## Dataset excerpts
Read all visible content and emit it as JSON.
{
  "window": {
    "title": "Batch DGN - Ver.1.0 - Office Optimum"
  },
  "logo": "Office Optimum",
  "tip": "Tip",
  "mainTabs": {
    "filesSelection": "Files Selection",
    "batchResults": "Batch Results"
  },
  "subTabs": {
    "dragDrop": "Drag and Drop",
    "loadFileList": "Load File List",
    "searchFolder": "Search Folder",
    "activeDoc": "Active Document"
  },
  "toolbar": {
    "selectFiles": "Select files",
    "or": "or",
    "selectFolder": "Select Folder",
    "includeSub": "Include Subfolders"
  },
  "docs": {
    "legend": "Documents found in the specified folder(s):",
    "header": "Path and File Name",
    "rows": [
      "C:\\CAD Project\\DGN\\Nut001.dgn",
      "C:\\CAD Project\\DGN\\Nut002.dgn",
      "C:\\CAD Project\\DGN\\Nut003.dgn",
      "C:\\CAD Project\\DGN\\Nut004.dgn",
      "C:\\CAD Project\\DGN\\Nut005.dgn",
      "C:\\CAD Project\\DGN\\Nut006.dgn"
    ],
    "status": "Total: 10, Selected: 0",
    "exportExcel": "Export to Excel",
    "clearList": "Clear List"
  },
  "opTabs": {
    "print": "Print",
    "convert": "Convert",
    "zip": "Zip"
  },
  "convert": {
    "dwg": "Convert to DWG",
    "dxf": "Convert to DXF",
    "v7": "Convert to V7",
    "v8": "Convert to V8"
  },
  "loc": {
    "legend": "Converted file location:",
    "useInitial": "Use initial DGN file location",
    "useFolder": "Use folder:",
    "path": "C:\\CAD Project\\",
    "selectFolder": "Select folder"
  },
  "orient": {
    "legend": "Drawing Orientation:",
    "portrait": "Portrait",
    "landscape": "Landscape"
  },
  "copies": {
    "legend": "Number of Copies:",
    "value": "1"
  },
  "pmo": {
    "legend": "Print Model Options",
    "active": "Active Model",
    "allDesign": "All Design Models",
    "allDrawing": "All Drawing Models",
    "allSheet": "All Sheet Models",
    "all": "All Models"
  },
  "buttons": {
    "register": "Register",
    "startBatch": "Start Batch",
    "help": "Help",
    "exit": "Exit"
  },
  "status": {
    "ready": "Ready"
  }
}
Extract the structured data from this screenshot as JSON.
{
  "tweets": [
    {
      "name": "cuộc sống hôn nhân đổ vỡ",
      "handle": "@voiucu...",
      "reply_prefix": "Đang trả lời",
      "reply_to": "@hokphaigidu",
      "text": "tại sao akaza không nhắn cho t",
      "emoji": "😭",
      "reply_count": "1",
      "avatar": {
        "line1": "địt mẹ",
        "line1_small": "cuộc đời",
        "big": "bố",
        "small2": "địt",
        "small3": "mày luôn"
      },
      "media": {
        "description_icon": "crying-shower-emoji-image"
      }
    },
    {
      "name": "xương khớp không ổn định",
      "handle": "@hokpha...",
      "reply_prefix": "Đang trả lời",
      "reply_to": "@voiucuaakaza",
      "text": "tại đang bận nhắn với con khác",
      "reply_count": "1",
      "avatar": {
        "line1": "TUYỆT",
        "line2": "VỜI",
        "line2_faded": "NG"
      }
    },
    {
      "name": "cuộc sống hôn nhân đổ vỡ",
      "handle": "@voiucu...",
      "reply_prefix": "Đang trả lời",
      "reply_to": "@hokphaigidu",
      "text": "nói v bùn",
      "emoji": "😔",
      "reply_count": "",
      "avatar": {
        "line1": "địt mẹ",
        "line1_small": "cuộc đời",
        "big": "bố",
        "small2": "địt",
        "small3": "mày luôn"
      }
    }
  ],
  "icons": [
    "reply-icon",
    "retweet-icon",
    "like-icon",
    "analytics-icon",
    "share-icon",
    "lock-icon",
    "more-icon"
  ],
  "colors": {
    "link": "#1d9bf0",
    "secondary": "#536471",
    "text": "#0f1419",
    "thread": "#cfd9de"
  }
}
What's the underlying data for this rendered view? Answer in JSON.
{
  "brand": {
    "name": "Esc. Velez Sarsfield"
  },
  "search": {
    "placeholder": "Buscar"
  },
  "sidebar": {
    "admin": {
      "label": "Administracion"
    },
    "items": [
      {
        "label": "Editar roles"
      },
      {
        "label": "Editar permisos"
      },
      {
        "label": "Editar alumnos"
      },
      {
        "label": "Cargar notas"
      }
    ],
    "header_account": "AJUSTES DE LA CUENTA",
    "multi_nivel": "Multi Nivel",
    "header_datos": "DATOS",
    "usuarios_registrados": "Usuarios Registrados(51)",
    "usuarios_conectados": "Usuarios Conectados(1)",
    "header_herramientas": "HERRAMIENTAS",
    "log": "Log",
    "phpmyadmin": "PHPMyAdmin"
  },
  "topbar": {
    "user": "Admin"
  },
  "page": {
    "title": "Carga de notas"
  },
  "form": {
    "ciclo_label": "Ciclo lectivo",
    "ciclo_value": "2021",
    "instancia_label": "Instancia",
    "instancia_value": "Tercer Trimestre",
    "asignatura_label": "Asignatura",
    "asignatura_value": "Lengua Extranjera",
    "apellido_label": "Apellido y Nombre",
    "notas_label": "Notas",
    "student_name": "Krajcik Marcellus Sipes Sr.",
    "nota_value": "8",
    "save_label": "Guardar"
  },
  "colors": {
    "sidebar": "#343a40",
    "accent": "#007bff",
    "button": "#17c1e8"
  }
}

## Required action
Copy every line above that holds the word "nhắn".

## Result of this exercise
      "text": "tại sao akaza không nhắn cho t",
      "text": "tại đang bận nhắn với con khác",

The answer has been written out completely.